THE TASK — Pick out each line of the records in which the word "Mbps" appears.

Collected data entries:
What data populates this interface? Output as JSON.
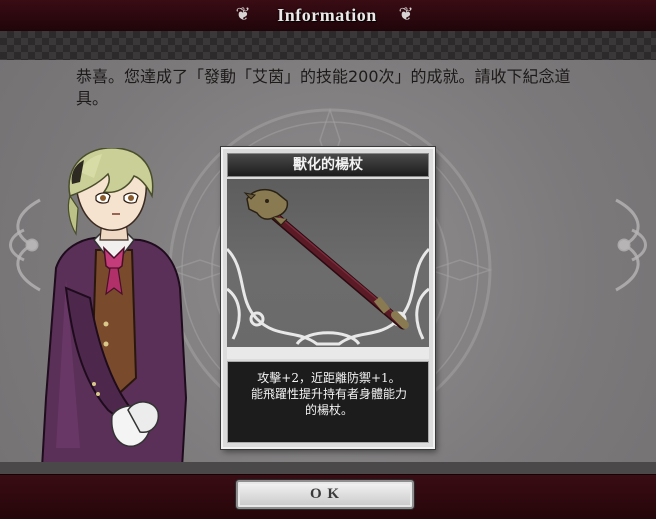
{
  "header": {
    "title": "Information",
    "ornament_left_icon": "scroll-ornament-icon",
    "ornament_right_icon": "scroll-ornament-icon"
  },
  "message": {
    "text": "恭喜。您達成了「發動「艾茵」的技能200次」的成就。請收下紀念道具。"
  },
  "item": {
    "name": "獸化的楊杖",
    "description_line1": "攻擊+2，近距離防禦+1。",
    "description_line2": "能飛躍性提升持有者身體能力",
    "description_line3": "的楊杖。",
    "icon": "wooden-staff-icon"
  },
  "footer": {
    "ok_label": "O K"
  },
  "colors": {
    "title_bar": "#2a080e",
    "panel": "#7d7b7c",
    "card_desc_bg": "#1c1c1c",
    "staff_shaft": "#4a1520",
    "staff_head": "#8a7a52"
  }
}
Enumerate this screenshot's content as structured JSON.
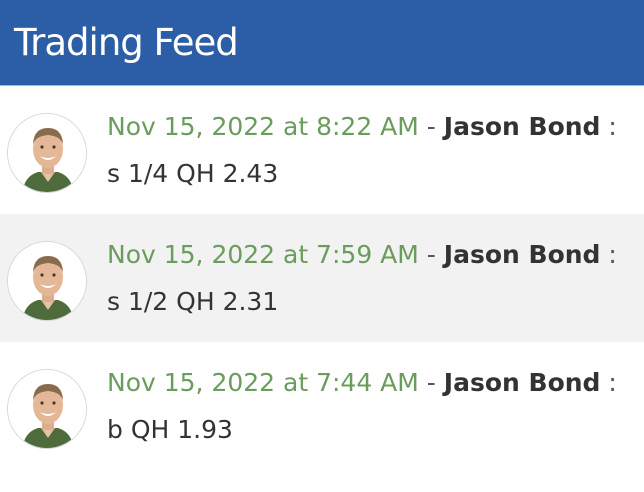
{
  "header": {
    "title": "Trading Feed"
  },
  "feed": {
    "separator": "-",
    "colon": ":",
    "entries": [
      {
        "timestamp": "Nov 15, 2022 at 8:22 AM",
        "author": "Jason Bond",
        "message": "s 1/4 QH 2.43"
      },
      {
        "timestamp": "Nov 15, 2022 at 7:59 AM",
        "author": "Jason Bond",
        "message": "s 1/2 QH 2.31"
      },
      {
        "timestamp": "Nov 15, 2022 at 7:44 AM",
        "author": "Jason Bond",
        "message": "b QH 1.93"
      }
    ]
  },
  "colors": {
    "header_bg": "#2b5ea7",
    "timestamp": "#6a9c5c",
    "alt_row_bg": "#f2f2f2"
  }
}
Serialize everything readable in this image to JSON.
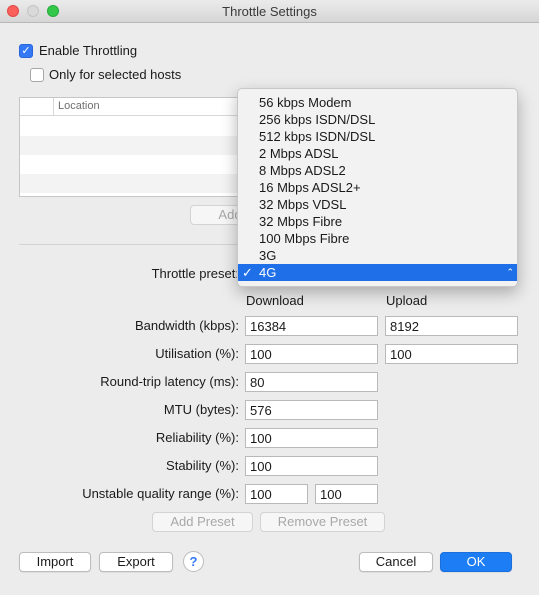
{
  "window": {
    "title": "Throttle Settings"
  },
  "enable_throttling": {
    "label": "Enable Throttling",
    "checked": true
  },
  "only_selected_hosts": {
    "label": "Only for selected hosts",
    "checked": false
  },
  "hosts_table": {
    "columns": [
      "",
      "Location"
    ]
  },
  "hosts_add_button": "Add",
  "preset": {
    "label": "Throttle preset:",
    "options": [
      "56 kbps Modem",
      "256 kbps ISDN/DSL",
      "512 kbps ISDN/DSL",
      "2 Mbps ADSL",
      "8 Mbps ADSL2",
      "16 Mbps ADSL2+",
      "32 Mbps VDSL",
      "32 Mbps Fibre",
      "100 Mbps Fibre",
      "3G",
      "4G"
    ],
    "selected": "4G",
    "check_glyph": "✓"
  },
  "columns": {
    "download": "Download",
    "upload": "Upload"
  },
  "fields": {
    "bandwidth": {
      "label": "Bandwidth (kbps):",
      "download": "16384",
      "upload": "8192"
    },
    "utilisation": {
      "label": "Utilisation (%):",
      "download": "100",
      "upload": "100"
    },
    "latency": {
      "label": "Round-trip latency (ms):",
      "value": "80"
    },
    "mtu": {
      "label": "MTU (bytes):",
      "value": "576"
    },
    "reliability": {
      "label": "Reliability (%):",
      "value": "100"
    },
    "stability": {
      "label": "Stability (%):",
      "value": "100"
    },
    "unstable_range": {
      "label": "Unstable quality range (%):",
      "min": "100",
      "max": "100"
    }
  },
  "buttons": {
    "add_preset": "Add Preset",
    "remove_preset": "Remove Preset",
    "import": "Import",
    "export": "Export",
    "help": "?",
    "cancel": "Cancel",
    "ok": "OK"
  },
  "colors": {
    "accent": "#1e6fe8",
    "ok_button": "#1c7df5",
    "window_bg": "#ececec"
  }
}
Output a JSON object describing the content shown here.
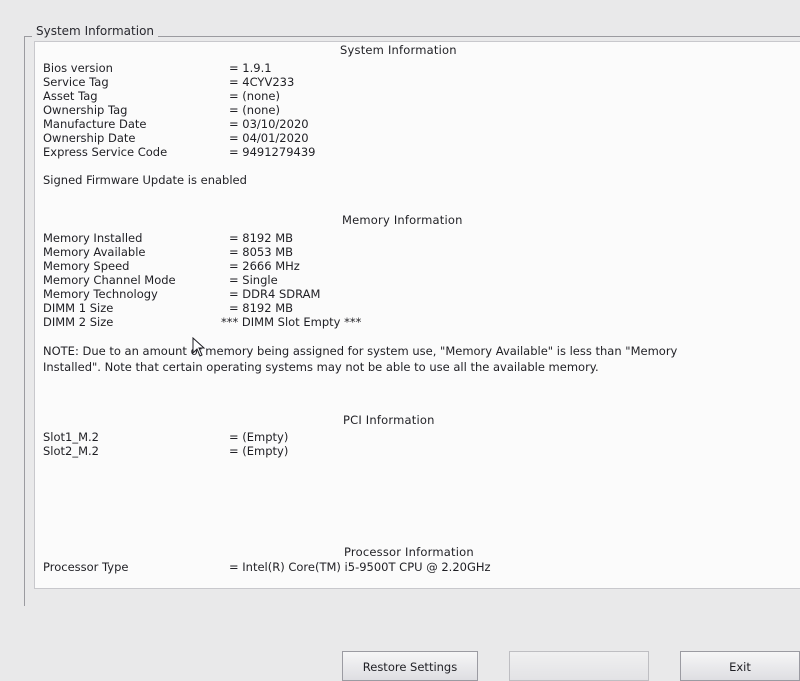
{
  "group_title": "System Information",
  "sections": {
    "system": {
      "heading": "System Information",
      "rows": [
        {
          "label": "Bios version",
          "value": "= 1.9.1"
        },
        {
          "label": "Service Tag",
          "value": "= 4CYV233"
        },
        {
          "label": "Asset Tag",
          "value": "= (none)"
        },
        {
          "label": "Ownership Tag",
          "value": "= (none)"
        },
        {
          "label": "Manufacture Date",
          "value": "= 03/10/2020"
        },
        {
          "label": "Ownership Date",
          "value": "= 04/01/2020"
        },
        {
          "label": "Express Service Code",
          "value": "= 9491279439"
        }
      ],
      "firmware_note": "Signed Firmware Update is enabled"
    },
    "memory": {
      "heading": "Memory Information",
      "rows": [
        {
          "label": "Memory Installed",
          "value": "= 8192 MB"
        },
        {
          "label": "Memory Available",
          "value": "= 8053 MB"
        },
        {
          "label": "Memory Speed",
          "value": "= 2666 MHz"
        },
        {
          "label": "Memory Channel Mode",
          "value": "= Single"
        },
        {
          "label": "Memory Technology",
          "value": "= DDR4 SDRAM"
        },
        {
          "label": "DIMM 1 Size",
          "value": "= 8192 MB"
        },
        {
          "label": "DIMM 2 Size",
          "value": "*** DIMM Slot Empty ***"
        }
      ],
      "note": "NOTE: Due to an amount of memory being assigned for system use, \"Memory Available\" is less than \"Memory Installed\". Note that certain operating systems may not be able to use all the available memory."
    },
    "pci": {
      "heading": "PCI Information",
      "rows": [
        {
          "label": "Slot1_M.2",
          "value": "= (Empty)"
        },
        {
          "label": "Slot2_M.2",
          "value": "= (Empty)"
        }
      ]
    },
    "processor": {
      "heading": "Processor Information",
      "rows": [
        {
          "label": "Processor Type",
          "value": "= Intel(R) Core(TM) i5-9500T CPU @ 2.20GHz"
        }
      ]
    }
  },
  "buttons": {
    "restore": "Restore Settings",
    "middle": "",
    "exit": "Exit"
  }
}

COMPLETED TASK —
      "2 Mbps ADSL",
      "8 Mbps ADSL2",
      "16 Mbps ADSL2+",
      "32 Mbps VDSL",
      "32 Mbps Fibre",
      "100 Mbps Fibre",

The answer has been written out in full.